**Records contained in a dataset**
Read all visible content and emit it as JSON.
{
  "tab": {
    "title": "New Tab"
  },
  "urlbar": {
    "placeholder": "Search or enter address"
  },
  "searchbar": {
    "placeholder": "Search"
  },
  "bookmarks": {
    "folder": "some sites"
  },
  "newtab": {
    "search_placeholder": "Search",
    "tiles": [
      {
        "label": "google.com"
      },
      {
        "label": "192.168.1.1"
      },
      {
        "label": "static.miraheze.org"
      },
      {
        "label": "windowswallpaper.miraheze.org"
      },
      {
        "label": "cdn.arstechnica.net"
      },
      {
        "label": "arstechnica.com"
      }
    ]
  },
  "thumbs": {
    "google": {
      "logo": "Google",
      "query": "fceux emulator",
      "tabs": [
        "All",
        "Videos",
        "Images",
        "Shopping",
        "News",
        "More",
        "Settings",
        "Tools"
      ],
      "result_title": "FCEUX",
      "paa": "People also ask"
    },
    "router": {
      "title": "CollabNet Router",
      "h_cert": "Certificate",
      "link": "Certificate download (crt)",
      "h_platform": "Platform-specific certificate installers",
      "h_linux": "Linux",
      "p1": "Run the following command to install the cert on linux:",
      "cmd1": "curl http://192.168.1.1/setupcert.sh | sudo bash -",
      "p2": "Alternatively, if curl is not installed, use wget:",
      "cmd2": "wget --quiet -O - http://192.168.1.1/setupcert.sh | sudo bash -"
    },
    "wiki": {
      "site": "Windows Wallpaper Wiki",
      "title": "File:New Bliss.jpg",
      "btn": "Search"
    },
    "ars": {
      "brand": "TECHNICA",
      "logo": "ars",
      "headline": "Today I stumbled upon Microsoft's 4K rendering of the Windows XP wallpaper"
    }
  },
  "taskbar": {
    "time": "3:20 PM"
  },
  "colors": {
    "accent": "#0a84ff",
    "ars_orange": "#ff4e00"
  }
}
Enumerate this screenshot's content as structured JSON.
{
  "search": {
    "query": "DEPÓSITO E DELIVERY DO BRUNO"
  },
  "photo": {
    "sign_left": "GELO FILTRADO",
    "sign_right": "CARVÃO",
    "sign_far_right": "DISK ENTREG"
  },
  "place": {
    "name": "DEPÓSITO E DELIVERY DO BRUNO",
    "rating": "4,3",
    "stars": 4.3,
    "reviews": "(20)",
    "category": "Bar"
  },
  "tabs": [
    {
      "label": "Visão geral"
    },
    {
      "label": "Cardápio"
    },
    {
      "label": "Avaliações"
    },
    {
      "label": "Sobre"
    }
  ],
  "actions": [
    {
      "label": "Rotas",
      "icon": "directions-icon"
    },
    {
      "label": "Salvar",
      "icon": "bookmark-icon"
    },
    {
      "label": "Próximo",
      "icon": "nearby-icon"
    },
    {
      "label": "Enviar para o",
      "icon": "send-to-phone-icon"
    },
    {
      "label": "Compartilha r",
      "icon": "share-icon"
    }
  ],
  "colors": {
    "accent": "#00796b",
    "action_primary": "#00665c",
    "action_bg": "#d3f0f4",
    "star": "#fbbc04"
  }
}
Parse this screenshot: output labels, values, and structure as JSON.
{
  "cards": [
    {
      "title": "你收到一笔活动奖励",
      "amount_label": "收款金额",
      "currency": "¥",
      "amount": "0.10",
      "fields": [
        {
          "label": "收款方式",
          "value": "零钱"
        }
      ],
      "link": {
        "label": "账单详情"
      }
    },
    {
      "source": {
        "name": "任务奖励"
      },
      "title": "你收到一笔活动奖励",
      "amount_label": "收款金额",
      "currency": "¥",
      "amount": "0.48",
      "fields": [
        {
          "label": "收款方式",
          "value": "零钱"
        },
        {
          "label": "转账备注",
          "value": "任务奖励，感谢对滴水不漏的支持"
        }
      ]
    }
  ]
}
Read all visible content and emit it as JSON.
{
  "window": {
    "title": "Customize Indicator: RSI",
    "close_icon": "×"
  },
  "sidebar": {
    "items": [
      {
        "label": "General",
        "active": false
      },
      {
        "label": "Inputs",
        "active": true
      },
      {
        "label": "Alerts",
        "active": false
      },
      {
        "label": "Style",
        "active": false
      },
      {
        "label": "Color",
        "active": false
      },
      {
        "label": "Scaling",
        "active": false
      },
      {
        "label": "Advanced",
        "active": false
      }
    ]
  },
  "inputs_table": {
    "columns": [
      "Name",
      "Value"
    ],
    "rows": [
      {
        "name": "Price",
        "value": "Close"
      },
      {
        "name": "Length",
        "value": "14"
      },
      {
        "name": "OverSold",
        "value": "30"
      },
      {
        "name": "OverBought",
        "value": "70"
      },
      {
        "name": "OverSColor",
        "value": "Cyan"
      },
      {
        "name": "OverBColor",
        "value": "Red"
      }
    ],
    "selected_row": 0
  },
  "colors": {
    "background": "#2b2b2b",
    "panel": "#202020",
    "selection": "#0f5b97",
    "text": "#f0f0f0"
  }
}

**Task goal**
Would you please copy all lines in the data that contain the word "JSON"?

**Exercise solution**
Read all visible content and emit it as JSON.
Enumerate this screenshot's content as structured JSON.
Parse this screenshot: output labels, values, and structure as JSON.
Read all visible content and emit it as JSON.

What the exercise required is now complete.